With only nascent investment in social media, publishers are already seeing better traffic from Facebook than from Google. Soon the SEM/SEO spend will start to follow the eyeballs and transition from Google to social media.
Smart social media campaigns are a much more efficient use of marketing dollars since it takes the potential that obviously exists in a friend’s recommendation and turns it into something lively and unique — breaking the mold of boring search ads and easy-to-ignore banners and entering the world of social syndication.
--- This morning NewTeeVee wrote about the same thing, I brought the HitWise report up at their Beet.TV roundtable earlier this week.
- Peter Yared

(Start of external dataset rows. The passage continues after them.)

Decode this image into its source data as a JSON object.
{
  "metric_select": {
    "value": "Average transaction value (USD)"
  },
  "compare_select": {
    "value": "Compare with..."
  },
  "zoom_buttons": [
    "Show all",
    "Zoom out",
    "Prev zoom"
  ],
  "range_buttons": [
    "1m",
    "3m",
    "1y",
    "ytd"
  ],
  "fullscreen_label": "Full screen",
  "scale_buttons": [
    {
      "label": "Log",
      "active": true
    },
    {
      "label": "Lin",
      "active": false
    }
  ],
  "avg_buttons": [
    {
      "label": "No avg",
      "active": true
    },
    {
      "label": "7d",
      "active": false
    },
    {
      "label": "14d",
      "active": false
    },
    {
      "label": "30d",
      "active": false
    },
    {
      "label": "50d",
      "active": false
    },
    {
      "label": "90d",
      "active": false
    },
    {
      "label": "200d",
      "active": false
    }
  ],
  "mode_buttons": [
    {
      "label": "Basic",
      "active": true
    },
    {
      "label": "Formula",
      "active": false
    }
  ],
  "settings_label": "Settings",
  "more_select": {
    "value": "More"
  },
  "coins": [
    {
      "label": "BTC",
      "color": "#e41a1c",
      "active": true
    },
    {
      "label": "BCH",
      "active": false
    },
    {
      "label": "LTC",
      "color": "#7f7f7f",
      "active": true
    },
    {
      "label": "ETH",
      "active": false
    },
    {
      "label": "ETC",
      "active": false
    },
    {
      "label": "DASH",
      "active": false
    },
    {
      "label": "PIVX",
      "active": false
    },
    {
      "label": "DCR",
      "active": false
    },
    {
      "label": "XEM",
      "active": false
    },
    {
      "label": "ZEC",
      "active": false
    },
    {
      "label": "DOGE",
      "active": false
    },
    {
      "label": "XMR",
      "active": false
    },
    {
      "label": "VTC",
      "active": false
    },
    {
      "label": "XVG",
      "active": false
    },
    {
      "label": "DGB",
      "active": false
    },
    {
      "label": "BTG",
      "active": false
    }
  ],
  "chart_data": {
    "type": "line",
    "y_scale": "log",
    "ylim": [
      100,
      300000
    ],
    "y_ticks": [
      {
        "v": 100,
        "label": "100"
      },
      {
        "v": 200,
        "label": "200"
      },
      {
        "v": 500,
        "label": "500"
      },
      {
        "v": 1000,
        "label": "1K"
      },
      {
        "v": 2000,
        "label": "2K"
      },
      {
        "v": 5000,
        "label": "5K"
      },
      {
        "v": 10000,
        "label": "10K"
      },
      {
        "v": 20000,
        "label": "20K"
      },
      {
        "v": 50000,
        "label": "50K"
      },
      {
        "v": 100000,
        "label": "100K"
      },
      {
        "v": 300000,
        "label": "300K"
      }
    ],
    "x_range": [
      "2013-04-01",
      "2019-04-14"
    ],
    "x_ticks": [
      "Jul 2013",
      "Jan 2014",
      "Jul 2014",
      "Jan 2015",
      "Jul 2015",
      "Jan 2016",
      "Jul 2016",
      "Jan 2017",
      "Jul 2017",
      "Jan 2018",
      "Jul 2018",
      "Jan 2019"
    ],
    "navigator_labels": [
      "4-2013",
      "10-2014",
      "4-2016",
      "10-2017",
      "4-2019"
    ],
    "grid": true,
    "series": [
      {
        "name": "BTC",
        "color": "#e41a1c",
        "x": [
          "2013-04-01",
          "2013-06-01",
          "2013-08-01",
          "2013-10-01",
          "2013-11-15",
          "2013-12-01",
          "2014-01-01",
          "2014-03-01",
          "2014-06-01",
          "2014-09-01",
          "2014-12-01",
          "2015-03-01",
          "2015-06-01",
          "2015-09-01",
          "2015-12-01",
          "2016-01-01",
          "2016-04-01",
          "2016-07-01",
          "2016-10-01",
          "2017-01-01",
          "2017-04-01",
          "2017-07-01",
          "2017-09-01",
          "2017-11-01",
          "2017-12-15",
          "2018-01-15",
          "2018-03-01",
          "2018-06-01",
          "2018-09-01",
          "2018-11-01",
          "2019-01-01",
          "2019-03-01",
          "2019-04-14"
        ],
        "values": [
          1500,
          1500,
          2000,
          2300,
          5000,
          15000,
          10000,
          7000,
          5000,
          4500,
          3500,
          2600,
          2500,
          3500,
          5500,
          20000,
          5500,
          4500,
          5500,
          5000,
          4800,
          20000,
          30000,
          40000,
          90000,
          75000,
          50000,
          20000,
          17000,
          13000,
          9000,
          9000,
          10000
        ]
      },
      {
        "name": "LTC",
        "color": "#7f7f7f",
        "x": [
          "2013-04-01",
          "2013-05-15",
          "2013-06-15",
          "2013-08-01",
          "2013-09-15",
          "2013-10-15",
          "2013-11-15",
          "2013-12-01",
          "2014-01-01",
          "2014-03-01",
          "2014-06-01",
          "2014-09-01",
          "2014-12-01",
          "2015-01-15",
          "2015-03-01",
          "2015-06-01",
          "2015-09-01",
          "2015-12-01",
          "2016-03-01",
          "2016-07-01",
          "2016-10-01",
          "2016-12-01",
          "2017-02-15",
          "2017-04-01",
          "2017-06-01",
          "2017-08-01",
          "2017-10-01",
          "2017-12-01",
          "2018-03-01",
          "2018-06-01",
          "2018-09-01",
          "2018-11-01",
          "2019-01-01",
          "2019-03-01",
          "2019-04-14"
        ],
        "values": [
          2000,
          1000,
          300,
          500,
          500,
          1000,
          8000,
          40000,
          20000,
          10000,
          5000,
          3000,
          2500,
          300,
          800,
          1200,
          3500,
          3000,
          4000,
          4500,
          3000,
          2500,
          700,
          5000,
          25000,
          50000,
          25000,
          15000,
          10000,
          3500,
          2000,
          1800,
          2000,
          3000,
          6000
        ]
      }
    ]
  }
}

- Peter Yared is the CTO/CIO of CBS Interactive, a top ten Internet destination, and was previously the founder and CEO of four enterprise infrastructure companies that were acquired by Sun, VMware, Webtrends and TigerLogic. Peter's software has powered brands from Fidelity to Home Depot to Lady Gaga. At Sun, Peter was the CTO of the Application Server Division and the CTO of the Liberty federated identity consortium. Peter is the inventor of several patents on core Internet infrastructure including federated single sign on and dynamic data requests. Peter began programming games and utilities at age 10, and started his career developing systems for government agencies. Peter regularly writes about technology trends and has written for CNET, the Wall Street Journal, BusinessWeek, AdWeek, VentureBeat and TechCrunch.
Many thanks to Bob Pulgino, Dave Prue, Steve Zocchi and Jean-Louis Gassée for mentoring me over the years.